What is expected ::
The entries are to be given again in full. Every word must match.

Records for the exercise ::
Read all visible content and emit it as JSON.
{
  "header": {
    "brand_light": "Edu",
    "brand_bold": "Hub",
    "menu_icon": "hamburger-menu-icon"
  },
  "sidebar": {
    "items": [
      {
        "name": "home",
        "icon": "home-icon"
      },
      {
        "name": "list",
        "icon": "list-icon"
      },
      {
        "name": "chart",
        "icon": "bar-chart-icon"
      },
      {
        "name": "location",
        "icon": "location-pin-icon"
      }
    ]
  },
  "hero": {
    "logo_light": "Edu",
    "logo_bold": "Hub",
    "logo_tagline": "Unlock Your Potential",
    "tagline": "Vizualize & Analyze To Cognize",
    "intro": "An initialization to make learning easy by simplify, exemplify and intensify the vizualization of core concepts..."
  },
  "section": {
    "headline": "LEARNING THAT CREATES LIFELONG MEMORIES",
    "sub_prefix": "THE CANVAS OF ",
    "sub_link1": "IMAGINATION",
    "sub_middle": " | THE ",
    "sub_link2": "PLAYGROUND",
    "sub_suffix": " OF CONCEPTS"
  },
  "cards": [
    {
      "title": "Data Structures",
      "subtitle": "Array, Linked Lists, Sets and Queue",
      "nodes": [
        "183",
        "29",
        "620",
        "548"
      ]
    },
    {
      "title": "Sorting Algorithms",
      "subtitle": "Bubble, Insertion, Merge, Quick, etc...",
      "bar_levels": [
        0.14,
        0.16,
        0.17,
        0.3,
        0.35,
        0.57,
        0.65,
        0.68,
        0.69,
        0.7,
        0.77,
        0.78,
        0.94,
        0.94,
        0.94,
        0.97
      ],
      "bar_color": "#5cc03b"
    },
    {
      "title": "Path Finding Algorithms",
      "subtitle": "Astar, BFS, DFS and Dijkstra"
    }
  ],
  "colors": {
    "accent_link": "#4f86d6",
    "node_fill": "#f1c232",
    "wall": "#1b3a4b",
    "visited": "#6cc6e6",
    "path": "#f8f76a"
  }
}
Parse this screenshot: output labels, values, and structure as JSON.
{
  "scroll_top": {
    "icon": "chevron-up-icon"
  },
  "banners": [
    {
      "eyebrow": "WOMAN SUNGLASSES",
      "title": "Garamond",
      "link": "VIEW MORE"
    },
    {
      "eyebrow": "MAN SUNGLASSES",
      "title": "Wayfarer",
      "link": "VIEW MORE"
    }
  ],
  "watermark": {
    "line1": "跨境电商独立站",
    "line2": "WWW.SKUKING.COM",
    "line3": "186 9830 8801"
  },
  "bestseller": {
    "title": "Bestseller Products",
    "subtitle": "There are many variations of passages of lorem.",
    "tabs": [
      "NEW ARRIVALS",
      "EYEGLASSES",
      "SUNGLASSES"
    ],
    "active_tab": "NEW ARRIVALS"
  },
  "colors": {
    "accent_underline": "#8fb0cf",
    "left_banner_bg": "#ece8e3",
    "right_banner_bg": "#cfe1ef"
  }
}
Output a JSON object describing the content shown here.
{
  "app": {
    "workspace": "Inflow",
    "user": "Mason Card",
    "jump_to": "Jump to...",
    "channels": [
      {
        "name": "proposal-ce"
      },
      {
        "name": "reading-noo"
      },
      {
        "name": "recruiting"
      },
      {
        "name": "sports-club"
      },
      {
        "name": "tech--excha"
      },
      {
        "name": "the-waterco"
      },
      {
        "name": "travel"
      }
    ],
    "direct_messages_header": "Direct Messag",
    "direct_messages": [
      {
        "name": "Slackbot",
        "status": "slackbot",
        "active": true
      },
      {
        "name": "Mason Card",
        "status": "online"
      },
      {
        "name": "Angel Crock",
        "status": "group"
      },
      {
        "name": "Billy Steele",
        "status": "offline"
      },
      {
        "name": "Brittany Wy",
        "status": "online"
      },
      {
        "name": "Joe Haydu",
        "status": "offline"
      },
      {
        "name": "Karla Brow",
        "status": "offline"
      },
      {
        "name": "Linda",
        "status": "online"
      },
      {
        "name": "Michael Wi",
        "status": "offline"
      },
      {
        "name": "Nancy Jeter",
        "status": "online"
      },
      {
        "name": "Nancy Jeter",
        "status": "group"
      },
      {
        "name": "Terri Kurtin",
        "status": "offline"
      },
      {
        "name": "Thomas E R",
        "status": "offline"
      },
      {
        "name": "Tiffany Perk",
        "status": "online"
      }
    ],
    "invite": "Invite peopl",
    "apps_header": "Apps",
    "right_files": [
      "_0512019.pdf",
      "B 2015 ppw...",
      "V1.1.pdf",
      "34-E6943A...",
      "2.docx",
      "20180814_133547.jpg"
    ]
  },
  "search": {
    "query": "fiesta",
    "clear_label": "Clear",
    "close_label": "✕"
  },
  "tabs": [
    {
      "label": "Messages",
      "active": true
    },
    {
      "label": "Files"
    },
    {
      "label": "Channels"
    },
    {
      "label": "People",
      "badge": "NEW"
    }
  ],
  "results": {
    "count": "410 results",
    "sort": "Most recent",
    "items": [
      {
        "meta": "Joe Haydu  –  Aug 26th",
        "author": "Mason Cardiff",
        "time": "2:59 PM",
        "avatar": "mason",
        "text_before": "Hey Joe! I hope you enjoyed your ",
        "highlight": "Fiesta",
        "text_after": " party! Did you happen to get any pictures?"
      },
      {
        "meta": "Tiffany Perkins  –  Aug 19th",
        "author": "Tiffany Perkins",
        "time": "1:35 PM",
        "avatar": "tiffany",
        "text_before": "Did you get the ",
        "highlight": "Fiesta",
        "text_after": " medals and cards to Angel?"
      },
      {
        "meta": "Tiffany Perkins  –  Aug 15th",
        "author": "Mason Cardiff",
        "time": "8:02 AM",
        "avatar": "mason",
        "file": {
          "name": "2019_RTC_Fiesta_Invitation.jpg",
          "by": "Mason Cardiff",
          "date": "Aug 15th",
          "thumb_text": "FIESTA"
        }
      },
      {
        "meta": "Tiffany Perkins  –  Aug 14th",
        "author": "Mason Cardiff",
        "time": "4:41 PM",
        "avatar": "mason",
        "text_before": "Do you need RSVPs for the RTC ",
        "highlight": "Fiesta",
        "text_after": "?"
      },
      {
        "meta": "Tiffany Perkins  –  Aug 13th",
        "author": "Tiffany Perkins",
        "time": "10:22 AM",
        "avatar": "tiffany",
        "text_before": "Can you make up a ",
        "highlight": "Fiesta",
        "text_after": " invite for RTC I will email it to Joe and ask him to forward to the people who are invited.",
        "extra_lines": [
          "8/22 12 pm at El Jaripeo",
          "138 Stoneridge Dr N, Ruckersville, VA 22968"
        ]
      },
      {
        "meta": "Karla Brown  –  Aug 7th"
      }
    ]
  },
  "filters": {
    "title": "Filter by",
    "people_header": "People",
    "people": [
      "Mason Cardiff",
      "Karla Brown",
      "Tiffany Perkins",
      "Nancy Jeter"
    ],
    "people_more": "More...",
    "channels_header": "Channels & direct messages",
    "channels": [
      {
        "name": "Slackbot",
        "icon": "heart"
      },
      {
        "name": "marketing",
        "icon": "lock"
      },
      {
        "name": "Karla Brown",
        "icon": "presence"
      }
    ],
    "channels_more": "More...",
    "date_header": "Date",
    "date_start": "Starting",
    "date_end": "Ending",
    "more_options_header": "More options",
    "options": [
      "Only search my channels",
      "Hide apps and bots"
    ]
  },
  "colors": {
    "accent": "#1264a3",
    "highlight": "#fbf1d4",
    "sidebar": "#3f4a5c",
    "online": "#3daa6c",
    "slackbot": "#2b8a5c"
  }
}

Response area ::
Read all visible content and emit it as JSON.
{
  "header": {
    "brand_light": "Edu",
    "brand_bold": "Hub",
    "menu_icon": "hamburger-menu-icon"
  },
  "sidebar": {
    "items": [
      {
        "name": "home",
        "icon": "home-icon"
      },
      {
        "name": "list",
        "icon": "list-icon"
      },
      {
        "name": "chart",
        "icon": "bar-chart-icon"
      },
      {
        "name": "location",
        "icon": "location-pin-icon"
      }
    ]
  },
  "hero": {
    "logo_light": "Edu",
    "logo_bold": "Hub",
    "logo_tagline": "Unlock Your Potential",
    "tagline": "Vizualize & Analyze To Cognize",
    "intro": "An initialization to make learning easy by simplify, exemplify and intensify the vizualization of core concepts..."
  },
  "section": {
    "headline": "LEARNING THAT CREATES LIFELONG MEMORIES",
    "sub_prefix": "THE CANVAS OF ",
    "sub_link1": "IMAGINATION",
    "sub_middle": " | THE ",
    "sub_link2": "PLAYGROUND",
    "sub_suffix": " OF CONCEPTS"
  },
  "cards": [
    {
      "title": "Data Structures",
      "subtitle": "Array, Linked Lists, Sets and Queue",
      "nodes": [
        "183",
        "29",
        "620",
        "548"
      ]
    },
    {
      "title": "Sorting Algorithms",
      "subtitle": "Bubble, Insertion, Merge, Quick, etc...",
      "bar_levels": [
        0.14,
        0.16,
        0.17,
        0.3,
        0.35,
        0.57,
        0.65,
        0.68,
        0.69,
        0.7,
        0.77,
        0.78,
        0.94,
        0.94,
        0.94,
        0.97
      ],
      "bar_color": "#5cc03b"
    },
    {
      "title": "Path Finding Algorithms",
      "subtitle": "Astar, BFS, DFS and Dijkstra"
    }
  ],
  "colors": {
    "accent_link": "#4f86d6",
    "node_fill": "#f1c232",
    "wall": "#1b3a4b",
    "visited": "#6cc6e6",
    "path": "#f8f76a"
  }
}
Parse this screenshot: output labels, values, and structure as JSON.
{
  "scroll_top": {
    "icon": "chevron-up-icon"
  },
  "banners": [
    {
      "eyebrow": "WOMAN SUNGLASSES",
      "title": "Garamond",
      "link": "VIEW MORE"
    },
    {
      "eyebrow": "MAN SUNGLASSES",
      "title": "Wayfarer",
      "link": "VIEW MORE"
    }
  ],
  "watermark": {
    "line1": "跨境电商独立站",
    "line2": "WWW.SKUKING.COM",
    "line3": "186 9830 8801"
  },
  "bestseller": {
    "title": "Bestseller Products",
    "subtitle": "There are many variations of passages of lorem.",
    "tabs": [
      "NEW ARRIVALS",
      "EYEGLASSES",
      "SUNGLASSES"
    ],
    "active_tab": "NEW ARRIVALS"
  },
  "colors": {
    "accent_underline": "#8fb0cf",
    "left_banner_bg": "#ece8e3",
    "right_banner_bg": "#cfe1ef"
  }
}
Output a JSON object describing the content shown here.
{
  "app": {
    "workspace": "Inflow",
    "user": "Mason Card",
    "jump_to": "Jump to...",
    "channels": [
      {
        "name": "proposal-ce"
      },
      {
        "name": "reading-noo"
      },
      {
        "name": "recruiting"
      },
      {
        "name": "sports-club"
      },
      {
        "name": "tech--excha"
      },
      {
        "name": "the-waterco"
      },
      {
        "name": "travel"
      }
    ],
    "direct_messages_header": "Direct Messag",
    "direct_messages": [
      {
        "name": "Slackbot",
        "status": "slackbot",
        "active": true
      },
      {
        "name": "Mason Card",
        "status": "online"
      },
      {
        "name": "Angel Crock",
        "status": "group"
      },
      {
        "name": "Billy Steele",
        "status": "offline"
      },
      {
        "name": "Brittany Wy",
        "status": "online"
      },
      {
        "name": "Joe Haydu",
        "status": "offline"
      },
      {
        "name": "Karla Brow",
        "status": "offline"
      },
      {
        "name": "Linda",
        "status": "online"
      },
      {
        "name": "Michael Wi",
        "status": "offline"
      },
      {
        "name": "Nancy Jeter",
        "status": "online"
      },
      {
        "name": "Nancy Jeter",
        "status": "group"
      },
      {
        "name": "Terri Kurtin",
        "status": "offline"
      },
      {
        "name": "Thomas E R",
        "status": "offline"
      },
      {
        "name": "Tiffany Perk",
        "status": "online"
      }
    ],
    "invite": "Invite peopl",
    "apps_header": "Apps",
    "right_files": [
      "_0512019.pdf",
      "B 2015 ppw...",
      "V1.1.pdf",
      "34-E6943A...",
      "2.docx",
      "20180814_133547.jpg"
    ]
  },
  "search": {
    "query": "fiesta",
    "clear_label": "Clear",
    "close_label": "✕"
  },
  "tabs": [
    {
      "label": "Messages",
      "active": true
    },
    {
      "label": "Files"
    },
    {
      "label": "Channels"
    },
    {
      "label": "People",
      "badge": "NEW"
    }
  ],
  "results": {
    "count": "410 results",
    "sort": "Most recent",
    "items": [
      {
        "meta": "Joe Haydu  –  Aug 26th",
        "author": "Mason Cardiff",
        "time": "2:59 PM",
        "avatar": "mason",
        "text_before": "Hey Joe! I hope you enjoyed your ",
        "highlight": "Fiesta",
        "text_after": " party! Did you happen to get any pictures?"
      },
      {
        "meta": "Tiffany Perkins  –  Aug 19th",
        "author": "Tiffany Perkins",
        "time": "1:35 PM",
        "avatar": "tiffany",
        "text_before": "Did you get the ",
        "highlight": "Fiesta",
        "text_after": " medals and cards to Angel?"
      },
      {
        "meta": "Tiffany Perkins  –  Aug 15th",
        "author": "Mason Cardiff",
        "time": "8:02 AM",
        "avatar": "mason",
        "file": {
          "name": "2019_RTC_Fiesta_Invitation.jpg",
          "by": "Mason Cardiff",
          "date": "Aug 15th",
          "thumb_text": "FIESTA"
        }
      },
      {
        "meta": "Tiffany Perkins  –  Aug 14th",
        "author": "Mason Cardiff",
        "time": "4:41 PM",
        "avatar": "mason",
        "text_before": "Do you need RSVPs for the RTC ",
        "highlight": "Fiesta",
        "text_after": "?"
      },
      {
        "meta": "Tiffany Perkins  –  Aug 13th",
        "author": "Tiffany Perkins",
        "time": "10:22 AM",
        "avatar": "tiffany",
        "text_before": "Can you make up a ",
        "highlight": "Fiesta",
        "text_after": " invite for RTC I will email it to Joe and ask him to forward to the people who are invited.",
        "extra_lines": [
          "8/22 12 pm at El Jaripeo",
          "138 Stoneridge Dr N, Ruckersville, VA 22968"
        ]
      },
      {
        "meta": "Karla Brown  –  Aug 7th"
      }
    ]
  },
  "filters": {
    "title": "Filter by",
    "people_header": "People",
    "people": [
      "Mason Cardiff",
      "Karla Brown",
      "Tiffany Perkins",
      "Nancy Jeter"
    ],
    "people_more": "More...",
    "channels_header": "Channels & direct messages",
    "channels": [
      {
        "name": "Slackbot",
        "icon": "heart"
      },
      {
        "name": "marketing",
        "icon": "lock"
      },
      {
        "name": "Karla Brown",
        "icon": "presence"
      }
    ],
    "channels_more": "More...",
    "date_header": "Date",
    "date_start": "Starting",
    "date_end": "Ending",
    "more_options_header": "More options",
    "options": [
      "Only search my channels",
      "Hide apps and bots"
    ]
  },
  "colors": {
    "accent": "#1264a3",
    "highlight": "#fbf1d4",
    "sidebar": "#3f4a5c",
    "online": "#3daa6c",
    "slackbot": "#2b8a5c"
  }
}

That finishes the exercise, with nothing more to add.